Got Sunshine On A Cloudy Day

A solution to ambient light and shadow by Michael Cacy


Whether you are an amateur or a seasoned professional, if something seems wrong with your art, chances are the problem has something to do with lighting.


Step 1: Here's a 12- by 18-inch painting of an odd little structure known on Bermuda, where I live, as a "buttery." Small buildings like this once served as cool storage for perishable provisions before the age of refrigeration and many of them survive today. The painting is probably acceptable as is, but not nearly as interesting as it might be. How about creating some shadows that suggest dappled sunlight filtering through leafy foliage somewhere outside the area depicted?
Step 2: For this effect, I used acetate as a loose mask to form the top edge of the leafy shadow. To protect the dappled "lights" from paint, I rolled bits of kneaded eraser into small balls and pressed them onto the painting surface. They'll stick to the art until I need to remove them later. Notice that the little balls of kneaded eraser vary in size and are positioned in erratic groups. The blue tape simply maps out the path of limbs in the cast shadow, and care has been taken to avoid placing bits of eraser over taped shapes. The blue tape is only used to determine where the limbs occur, and the tape will be removed before I begin painting.
Step 3: Painting commences using a mix of transparent ultramarine, violet, and a little black. (Disregard that some eraser shapes appear light grey and others dark. The lighter shapes are from a new eraser, and the darker ones are from a well used eraser.) After the first application of colour, I removed a few of the eraser shapes and sprayed again. The effect I'm after is "dots" of light that vary in intensity (brightness).
Step 4: Could this technique be used for other airbrush applications, such as on bikes and automotive subjects? I don't paint bikes and cars, but the eraser bits stick to my bike (I tried it out), so I don't see why not. But do a test first!

Step 5: The finished painting.


Michael Cacy is a world-class illustrator whose career spans more than 30 years. A recipient of the 1997 Vargas Award, Cacy's client list includes Iditarod, Nike, Royal Bermuda Yacht Club, and many more. His video/DVD, Illustration Cheap Tricks & Special F/X, is considered one of the best airbrush instructional presentations ever made.

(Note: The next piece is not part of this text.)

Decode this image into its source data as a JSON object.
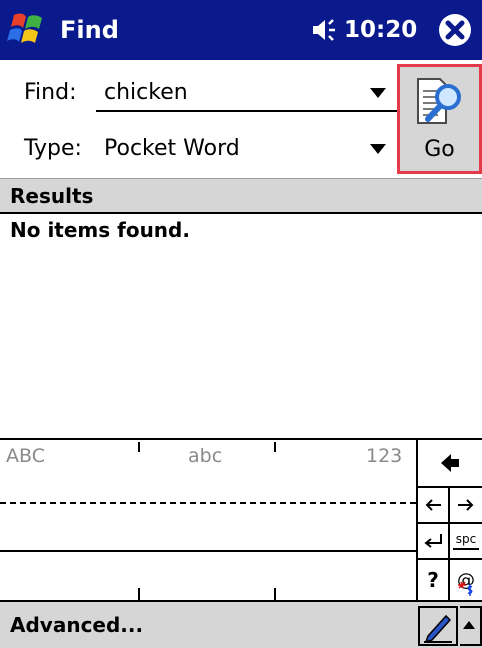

Michael Cacy's 120-minute instructional video and DVD reveals timesaving and innovative "cheap tricks" and special effects from his 30 years of experience. Learn how to render orange peel texture, wisps of smoke, hair, feathers, fur, and tons more!

Created by Airbrush Action magazine.